carriage, was slung on shore, and conveyed from thence to Douglas's Hotel in St. Andrew's Square, in the same complete apparent unconsciousness. Mrs. Douglas had in former days. been the Duke of Buccleuch's housekeeper at Bowhill, and she and her husband had also made the most suitable provision. At a very early hour on the morning of Wednesday the 11th, we again placed him in his carriage; and he lay in the same torpid state during the first two stages on the road to Tweedside. But as we descended the vale of the Gala he began to gaze about him, and by degrees it was obvious that he was recognizing the features of that familiar landscape. Presently he murmured a name or two: "Gala Water, surely - Buckholm - Torwoodlee." As we rounded the hill at Ladhope, and the outline of the Eildons burst on him, he became greatly excited; and when, turning himself on the couch, his eye caught at length his own towers at the distance of a mile, he sprang up with a cry of delight. The river being in flood, we had to go round a few miles by Melrose bridge; and during the time this occupied, his woods and house being within prospect, it required occasionally both Dr. Watson's strength and mine, in addition to Nicolson's, to keep him in the carriage.
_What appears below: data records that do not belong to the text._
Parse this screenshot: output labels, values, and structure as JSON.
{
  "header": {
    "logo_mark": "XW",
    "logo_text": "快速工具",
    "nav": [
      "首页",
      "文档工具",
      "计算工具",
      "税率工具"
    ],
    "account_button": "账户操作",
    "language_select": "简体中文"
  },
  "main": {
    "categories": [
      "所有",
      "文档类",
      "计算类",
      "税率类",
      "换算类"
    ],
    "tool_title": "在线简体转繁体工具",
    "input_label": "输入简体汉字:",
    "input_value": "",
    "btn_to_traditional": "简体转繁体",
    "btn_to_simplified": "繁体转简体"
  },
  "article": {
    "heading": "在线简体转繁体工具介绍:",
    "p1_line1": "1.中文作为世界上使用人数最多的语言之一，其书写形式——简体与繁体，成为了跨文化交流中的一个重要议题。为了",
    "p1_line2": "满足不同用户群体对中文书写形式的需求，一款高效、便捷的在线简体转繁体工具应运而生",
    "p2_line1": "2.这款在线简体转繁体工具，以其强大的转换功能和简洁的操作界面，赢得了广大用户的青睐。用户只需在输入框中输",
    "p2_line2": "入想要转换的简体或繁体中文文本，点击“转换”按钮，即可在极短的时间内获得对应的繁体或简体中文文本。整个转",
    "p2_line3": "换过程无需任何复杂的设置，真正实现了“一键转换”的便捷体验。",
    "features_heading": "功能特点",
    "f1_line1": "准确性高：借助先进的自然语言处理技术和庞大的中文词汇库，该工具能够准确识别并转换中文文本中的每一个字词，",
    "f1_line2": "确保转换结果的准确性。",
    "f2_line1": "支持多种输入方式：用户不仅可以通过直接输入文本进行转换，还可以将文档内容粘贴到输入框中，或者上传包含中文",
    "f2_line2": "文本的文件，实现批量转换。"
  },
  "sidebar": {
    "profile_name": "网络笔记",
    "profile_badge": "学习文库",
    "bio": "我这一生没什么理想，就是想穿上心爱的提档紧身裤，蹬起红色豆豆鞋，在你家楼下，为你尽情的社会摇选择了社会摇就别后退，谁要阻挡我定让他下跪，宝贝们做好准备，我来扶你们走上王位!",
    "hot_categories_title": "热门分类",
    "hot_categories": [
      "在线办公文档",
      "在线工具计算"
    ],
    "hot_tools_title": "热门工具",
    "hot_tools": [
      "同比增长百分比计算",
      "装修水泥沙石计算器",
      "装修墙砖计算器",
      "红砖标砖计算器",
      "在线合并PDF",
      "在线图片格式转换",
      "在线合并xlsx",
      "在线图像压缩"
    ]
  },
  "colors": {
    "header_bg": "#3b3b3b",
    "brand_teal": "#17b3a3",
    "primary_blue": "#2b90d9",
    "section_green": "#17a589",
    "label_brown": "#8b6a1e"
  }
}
After passing the bridge, the road for a couple of miles loses sight of Abbotsford, and he relapsed into his stupor; but on gaining the bank immediately above it, his excitement became again ungovernable.
Mr. Laidlaw was waiting at the porch, and assisted us in, lifting him into the dining-room, where his bed had been prepared. He sat bewildered for a few moments, and then resting his eye on Laidlaw, said, “Ha! Willie Laidlaw! O man, how often have I thought of you!" By this time his dogs had assembled about his chair; they began to fawn upon him and lick his hands; and he alternately sobbed and smiled over them until sleep oppressed him.
Dr. Watson, having consulted on all things with Mr. Clarkson and his father, resigned the patient to them and returned to London. None of them could have any hope but that of soothing irritation. Recovery was no longer to be thought of; but there might be euthanasia.
And yet something like a ray of hope did break in upon us next morning. Sir Walter awoke perfectly conscious where he was, and expressed an ardent wish to be carried out into his garden. We procured a Bath-chair from Huntly-Burn; and Laidlaw and I wheeled him out before his door, and up and down